Migratory Birds of the West Indies Coloring Book Now Available!
Dr. Lisa G. Sorenson
President, Society for the Conservation and Study of Caribbean Birds
The Migratory Birds of the West Indies Colouring Book has been published just in time for the Society for the Conservation and Study of Caribbean Birds’ (SCSCB) Carribbean celebration of International Migratory Bird Day (IMBD) in October! The book contains gorgeous drawings (by Bahamian artist, John Thompson) of 41 migratory birds that winter in or migrate through the Caribbean (seabirds, waterbirds, shorebirds, raptors, songbirds, etc). The birds are shown in their wintering habitat; each page includes natural history information about the bird and a range map.
Color images of all the birds are on the inside covers so that children can see how to color them. A 3-page introduction provides information and cool facts about migration, “Parts of a Bird” diagram, and suggested activities for children to help birds and learn more about them.
Copies of the coloring book are available for free to SCSCB partners in the region doing any kind of bird and environmental outreach and education. The Migratory Birds of the West Indies Colouring Book will be a fun and valuable resource for IMBD and other outreach activities with children to raise awareness about the incredible journeys that migratory birds take and the importance of providing habitat for them, and to help introduce them to the joy and fun of watching birds.
To order online click here.
The Big Sit! – Submit Your Results
The 16th annual Big Sit! was recently held on Sunday, October 10, 2010.
The Big Sit! is like a Big Day or a bird-a-thon where you try to see as many bird species within 24 hours.
It’s a great way for families, visitors, and casual participants to learn about birds and bird conservation. It’s ideal for using “down time” for discussion, a teaching opportunity: how to use binoculars, how to go through a field guide, parts of a bird.
Participants create a real or imaginary circle 17 feet in diameter. And, finally, stay inside the circle for up to 24 hours, counting all the bird species they see or hear.
Submit your results at http://www.birdwatchersdigest.com/site/bigsit/sithome.php.
Results can be viewed online at http://www.birdwatchersdigest.com/bwdsite/connect/bigsit/2010/index.php.
Through these links you can find statistics on species counts entered by Big Sit! circles in 2010; lists of all circles who participated in the Big Sit!, along with their checklists; team reports submitted by the captains of Big Sit! circles around the world; photos and more.
Bird Education & the National Education Act
The National Environmental Education Act (NEEA) was introduced for reauthorization in both houses of Congress on September 23, 2010. If passed, this would help ensure that Americans, from preschoolers to seniors, receive the educational foundation needed to better understand complex environmental subjects.
NEEA could provide nearly $500 million in public grant and training funding through U.S. EPA over the next ten years. It would also support programming and grants at the National Environmental Education Foundation (NEEF).
Signed into law by the 101st Congress in 1990, the NEEA has led to measurable improvement in the quality of environmental education around the country. This reauthorization builds on a 20-year investment started by the NEEA that laid the foundation for building environmental literacy across the country through elementary, secondary and graduate school initiatives, employee sustainability education at businesses, a greater emphasis on greener jobs and products, and much more.

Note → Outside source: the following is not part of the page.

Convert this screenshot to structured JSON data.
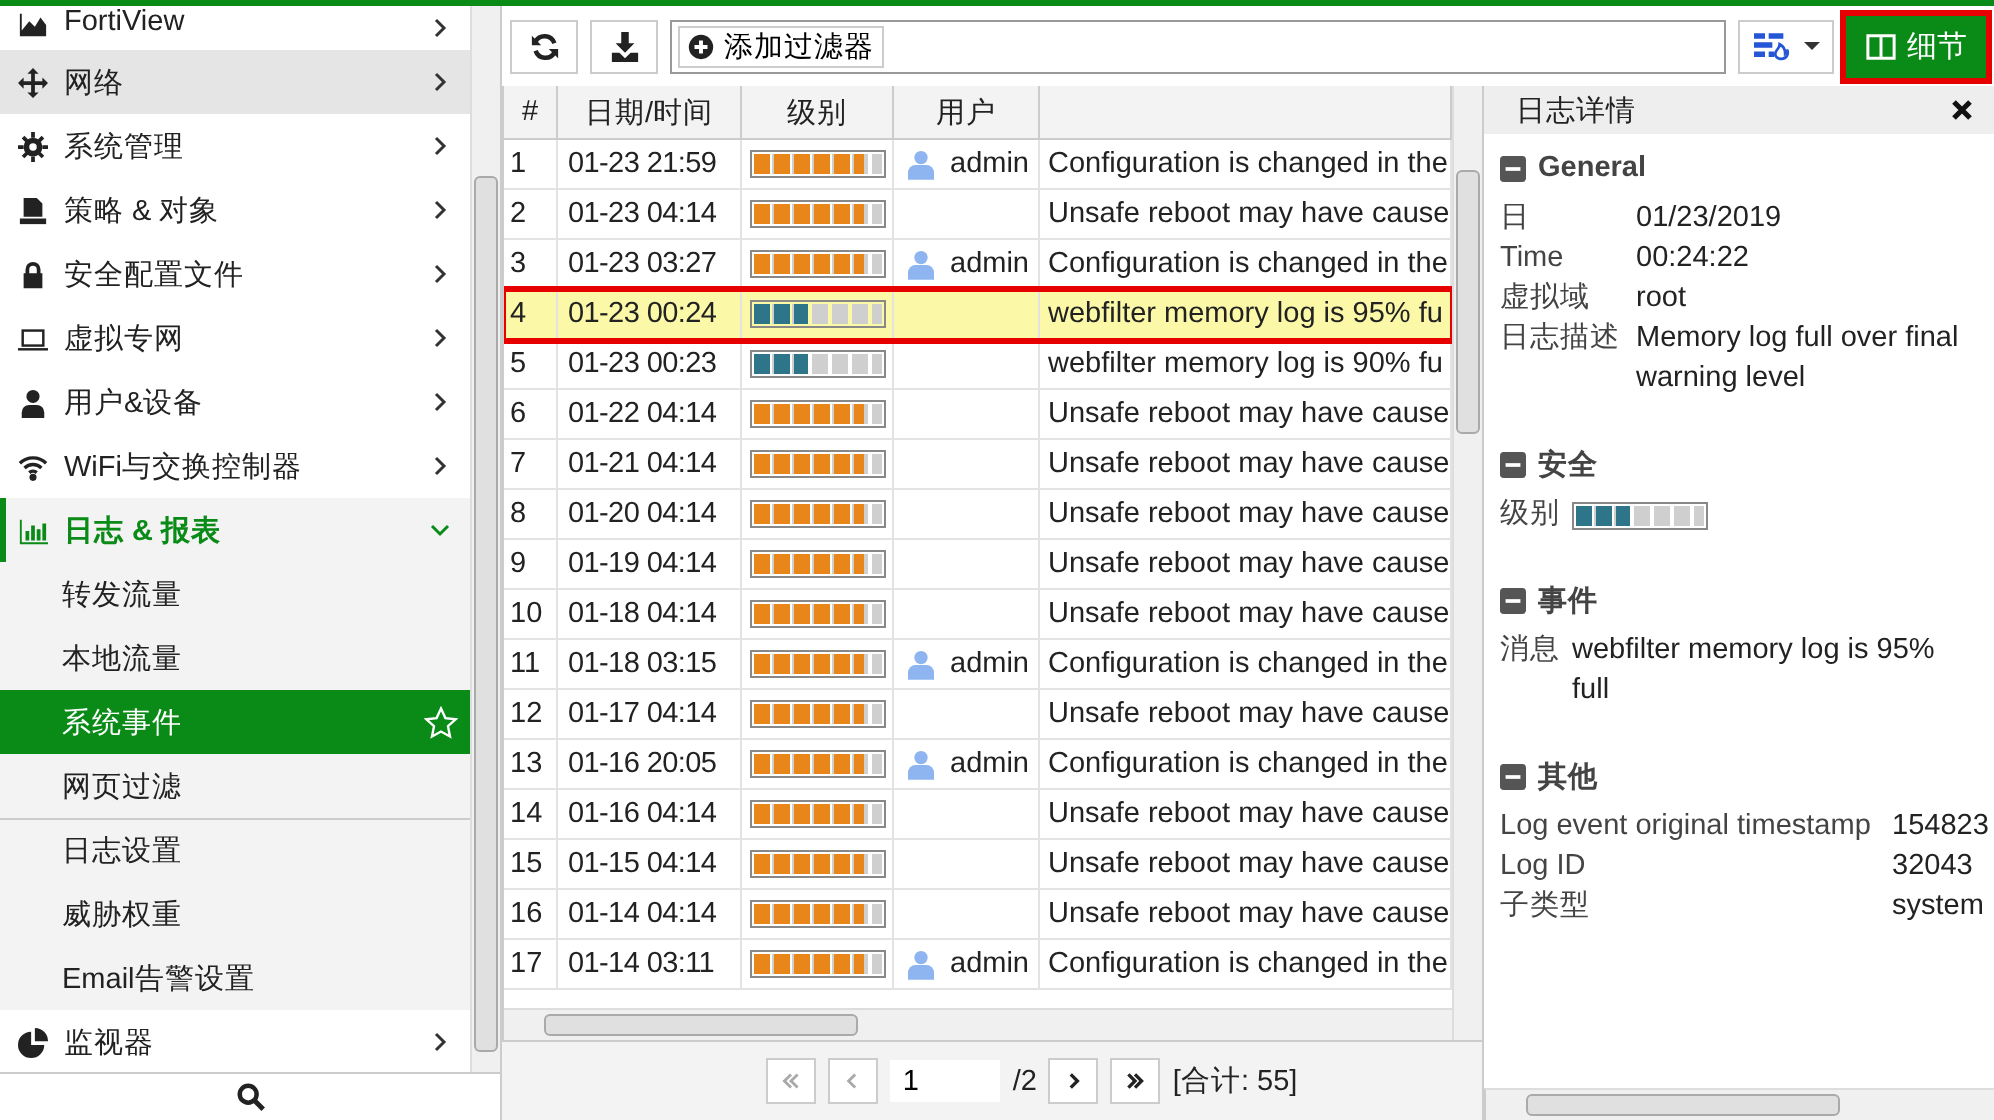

Ultimately through supplied funding, NEEA could pose great opportunities for birds educators. For more information including how to urge your congressional representative to support the passage of the National Environmental Education Act, visit the National Wildlife Federation by clicking here.